BRUSSELS (Reuters) - NATO, in the midst of extended air strikes in Libya, will trim the number of its major bases from 11 to seven to cut costs and duplication, the alliance said on Thursday.
The move, which will include the closure of the joint force command in Lisbon — one of three such installations — and transforming the air base at Izmir in Turkey into a land command, would cut more than 4,000 posts.
Land bases at Heidelberg in Germany and Madrid will close, as will a naval base at Naples in Italy.
As compensation to Portugal for the loss of the Lisbon base, it will be the location for a deployable naval headquarters, NATO officials said.
Joint command headquarters will remain at Brunssum in the Netherlands and at Naples in Italy, while the main maritime headquarters will be at Northwood in Britain and the main air command at Ramstein in Germany.
In announcing the agreement, reached at a meeting of NATO defence ministers on Wednesday night, NATO Secretary-General Anders Fogh Rasmussen said it would make the 28-nation alliance “leaner, more flexible,” as well as “more affordable.”
A NATO statement said the reforms would mean a reduction in headquarters posts from 13,000 to 8,800.
The reforms will also see a reduction in the number of NATO agencies responsible for specific areas such as ground surveillance and strategic airlift from 14 to 4, three of which will be located in Belgium and one in Luxembourg.

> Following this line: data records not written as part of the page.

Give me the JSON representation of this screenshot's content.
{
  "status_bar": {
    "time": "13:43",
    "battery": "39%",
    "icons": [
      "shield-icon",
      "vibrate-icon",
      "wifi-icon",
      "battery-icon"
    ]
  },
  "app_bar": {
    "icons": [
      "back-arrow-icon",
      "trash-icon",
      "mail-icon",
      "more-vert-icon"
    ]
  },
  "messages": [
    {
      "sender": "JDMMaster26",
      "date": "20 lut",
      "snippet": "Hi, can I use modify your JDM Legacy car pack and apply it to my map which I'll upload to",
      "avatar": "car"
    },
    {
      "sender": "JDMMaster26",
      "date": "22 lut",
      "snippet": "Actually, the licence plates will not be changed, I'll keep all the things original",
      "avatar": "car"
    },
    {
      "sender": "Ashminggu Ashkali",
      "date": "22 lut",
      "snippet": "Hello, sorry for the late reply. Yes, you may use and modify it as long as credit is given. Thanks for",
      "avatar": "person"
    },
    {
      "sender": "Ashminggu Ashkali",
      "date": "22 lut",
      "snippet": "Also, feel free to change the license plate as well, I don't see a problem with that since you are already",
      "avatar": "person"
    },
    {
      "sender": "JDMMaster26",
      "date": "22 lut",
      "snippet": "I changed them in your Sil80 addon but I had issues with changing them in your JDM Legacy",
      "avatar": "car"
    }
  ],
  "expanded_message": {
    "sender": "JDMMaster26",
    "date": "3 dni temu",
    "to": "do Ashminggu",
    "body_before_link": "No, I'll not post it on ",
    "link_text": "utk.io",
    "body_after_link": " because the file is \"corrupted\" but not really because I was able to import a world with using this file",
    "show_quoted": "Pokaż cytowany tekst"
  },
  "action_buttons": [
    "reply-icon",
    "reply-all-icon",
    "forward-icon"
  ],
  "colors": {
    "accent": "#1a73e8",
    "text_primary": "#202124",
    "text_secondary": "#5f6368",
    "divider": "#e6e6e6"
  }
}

The reforms come at a time when defence budgets throughout the Western world are under pressure due to the global economic crunch.
Reporting by David Brunnstrom; editing by Mark Heinrich